The Siamese tried both bribery and coercion to bring the local elite into its fold. In 1887, however, they made the mistake of carrying off to Bangkok the sons of Deo Van Tri, the leader of the Sip Song Chu Tai. The latter retaliated by marching on Luang Phrabang with his Haw allies and sacking the city. The ignominious flight of the Siamese commissioner and his garrison demonstrated the relative weakness of Siamese power in the region. The aged king of Luang Phrabang fled alongside the French vice-consul, Auguste Pavie, bearer of a new form of overarching order and protection.
Crises of succession were endemic to all the Tai polities at the time. The king attracted followers by his prowess, which he manifested by sponsoring the building of temples and reliquaries all over his kingdom, and by waging war. A key way of cementing alliances throughout the kingdom was through marriage—both the taking of wives and the offering of daughters. A king’s various wives gave their respective families and relatives access to power, and around such families factions would form. These families would make alliances with the families of other key figures associated with the court.

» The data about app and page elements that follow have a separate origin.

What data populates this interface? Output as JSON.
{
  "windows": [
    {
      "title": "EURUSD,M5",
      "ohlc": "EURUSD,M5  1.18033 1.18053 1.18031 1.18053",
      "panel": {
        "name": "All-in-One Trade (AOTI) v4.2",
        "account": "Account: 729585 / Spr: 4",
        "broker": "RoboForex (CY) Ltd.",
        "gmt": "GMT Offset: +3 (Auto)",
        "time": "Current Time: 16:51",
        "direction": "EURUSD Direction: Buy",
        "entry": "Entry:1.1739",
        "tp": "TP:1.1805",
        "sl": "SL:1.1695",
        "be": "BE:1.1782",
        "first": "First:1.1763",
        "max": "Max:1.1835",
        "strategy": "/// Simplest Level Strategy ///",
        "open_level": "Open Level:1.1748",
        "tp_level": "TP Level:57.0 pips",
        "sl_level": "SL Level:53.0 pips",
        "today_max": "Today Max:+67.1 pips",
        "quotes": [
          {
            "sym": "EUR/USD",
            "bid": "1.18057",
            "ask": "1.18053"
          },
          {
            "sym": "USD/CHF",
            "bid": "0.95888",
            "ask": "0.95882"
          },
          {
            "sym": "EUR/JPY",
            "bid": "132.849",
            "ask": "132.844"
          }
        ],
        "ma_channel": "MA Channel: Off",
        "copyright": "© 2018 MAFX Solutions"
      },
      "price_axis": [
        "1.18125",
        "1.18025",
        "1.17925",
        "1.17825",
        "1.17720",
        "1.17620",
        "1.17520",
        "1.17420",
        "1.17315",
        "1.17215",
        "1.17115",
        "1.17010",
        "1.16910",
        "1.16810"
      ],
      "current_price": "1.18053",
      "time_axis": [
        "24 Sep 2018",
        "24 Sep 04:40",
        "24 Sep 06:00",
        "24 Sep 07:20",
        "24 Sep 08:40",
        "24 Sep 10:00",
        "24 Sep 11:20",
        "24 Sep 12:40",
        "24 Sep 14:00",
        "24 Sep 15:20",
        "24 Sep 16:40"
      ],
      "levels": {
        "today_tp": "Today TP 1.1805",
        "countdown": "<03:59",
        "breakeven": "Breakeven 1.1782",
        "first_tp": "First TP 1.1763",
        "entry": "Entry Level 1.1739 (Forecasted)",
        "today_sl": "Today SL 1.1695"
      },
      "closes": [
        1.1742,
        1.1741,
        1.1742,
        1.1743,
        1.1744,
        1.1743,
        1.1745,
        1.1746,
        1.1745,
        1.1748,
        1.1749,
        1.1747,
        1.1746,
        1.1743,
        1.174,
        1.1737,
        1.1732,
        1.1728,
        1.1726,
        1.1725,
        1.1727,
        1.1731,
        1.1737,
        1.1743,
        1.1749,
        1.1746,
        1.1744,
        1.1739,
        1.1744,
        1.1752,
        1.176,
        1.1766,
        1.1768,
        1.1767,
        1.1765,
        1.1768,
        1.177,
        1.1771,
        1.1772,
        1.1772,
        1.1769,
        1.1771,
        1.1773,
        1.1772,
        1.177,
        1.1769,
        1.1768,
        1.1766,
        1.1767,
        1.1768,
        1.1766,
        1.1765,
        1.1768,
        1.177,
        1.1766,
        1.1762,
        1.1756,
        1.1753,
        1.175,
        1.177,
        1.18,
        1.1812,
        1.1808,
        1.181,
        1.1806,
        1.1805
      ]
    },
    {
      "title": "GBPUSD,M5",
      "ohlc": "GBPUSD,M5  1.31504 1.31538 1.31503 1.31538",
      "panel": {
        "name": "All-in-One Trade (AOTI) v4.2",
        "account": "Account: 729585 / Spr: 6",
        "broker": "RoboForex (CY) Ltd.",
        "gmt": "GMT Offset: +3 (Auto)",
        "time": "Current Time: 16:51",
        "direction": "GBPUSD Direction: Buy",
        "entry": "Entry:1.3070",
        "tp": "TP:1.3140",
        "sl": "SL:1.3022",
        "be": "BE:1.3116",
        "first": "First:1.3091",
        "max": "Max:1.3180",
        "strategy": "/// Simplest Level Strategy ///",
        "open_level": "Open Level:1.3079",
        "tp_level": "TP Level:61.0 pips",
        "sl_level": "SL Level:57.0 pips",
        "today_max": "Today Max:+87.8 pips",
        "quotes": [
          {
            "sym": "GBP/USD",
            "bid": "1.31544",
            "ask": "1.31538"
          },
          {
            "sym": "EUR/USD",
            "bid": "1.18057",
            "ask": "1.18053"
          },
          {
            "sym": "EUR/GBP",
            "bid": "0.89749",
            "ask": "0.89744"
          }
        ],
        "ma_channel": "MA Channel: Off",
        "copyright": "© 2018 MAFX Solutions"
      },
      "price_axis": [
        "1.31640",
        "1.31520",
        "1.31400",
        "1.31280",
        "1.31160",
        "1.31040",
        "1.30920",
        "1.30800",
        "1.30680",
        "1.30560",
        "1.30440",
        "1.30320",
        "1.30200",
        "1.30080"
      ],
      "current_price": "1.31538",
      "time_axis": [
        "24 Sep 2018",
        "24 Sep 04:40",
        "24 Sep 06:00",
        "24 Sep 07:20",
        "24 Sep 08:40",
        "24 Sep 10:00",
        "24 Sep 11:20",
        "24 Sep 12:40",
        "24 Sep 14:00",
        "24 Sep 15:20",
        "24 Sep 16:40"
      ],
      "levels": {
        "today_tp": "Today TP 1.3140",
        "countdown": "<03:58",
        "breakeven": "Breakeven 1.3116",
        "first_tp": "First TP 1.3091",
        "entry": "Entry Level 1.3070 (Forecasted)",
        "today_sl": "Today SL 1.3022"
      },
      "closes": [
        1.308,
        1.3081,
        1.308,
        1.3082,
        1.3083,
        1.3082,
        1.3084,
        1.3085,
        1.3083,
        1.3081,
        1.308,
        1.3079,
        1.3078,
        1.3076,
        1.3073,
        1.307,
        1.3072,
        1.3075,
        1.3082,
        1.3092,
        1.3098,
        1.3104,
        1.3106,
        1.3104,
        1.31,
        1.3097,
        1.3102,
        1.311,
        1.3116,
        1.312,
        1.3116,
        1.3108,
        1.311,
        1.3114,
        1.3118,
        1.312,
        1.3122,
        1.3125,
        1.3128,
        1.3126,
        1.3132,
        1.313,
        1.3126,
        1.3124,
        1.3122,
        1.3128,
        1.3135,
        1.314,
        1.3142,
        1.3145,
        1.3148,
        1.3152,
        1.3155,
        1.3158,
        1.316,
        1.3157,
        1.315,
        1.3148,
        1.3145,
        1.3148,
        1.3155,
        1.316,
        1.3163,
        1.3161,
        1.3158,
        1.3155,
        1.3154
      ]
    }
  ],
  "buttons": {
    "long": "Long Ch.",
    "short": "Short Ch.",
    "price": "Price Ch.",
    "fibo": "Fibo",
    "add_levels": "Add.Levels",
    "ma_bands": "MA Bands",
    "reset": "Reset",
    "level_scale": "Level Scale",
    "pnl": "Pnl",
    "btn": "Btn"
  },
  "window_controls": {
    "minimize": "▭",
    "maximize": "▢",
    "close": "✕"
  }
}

This time-lag in itself demonstrated the relative insularity of the Lan Xang kingdom. The outside world had been known by hearsay, especially from travellers who had been to Ayudhya, and the products of this world had made their impression on warfare in the region in the form of musketry and cannon. Products from Lan Xang had also reached the wider world via the trading monopolies of Siam. Ayudhya had long been a cosmopolitan kingdom with agents from all over Asia and Europe, and in the coming years it would develop into one of Asia’s major trading cities.
A Short History of Laos: The Land in Between by Grant Evans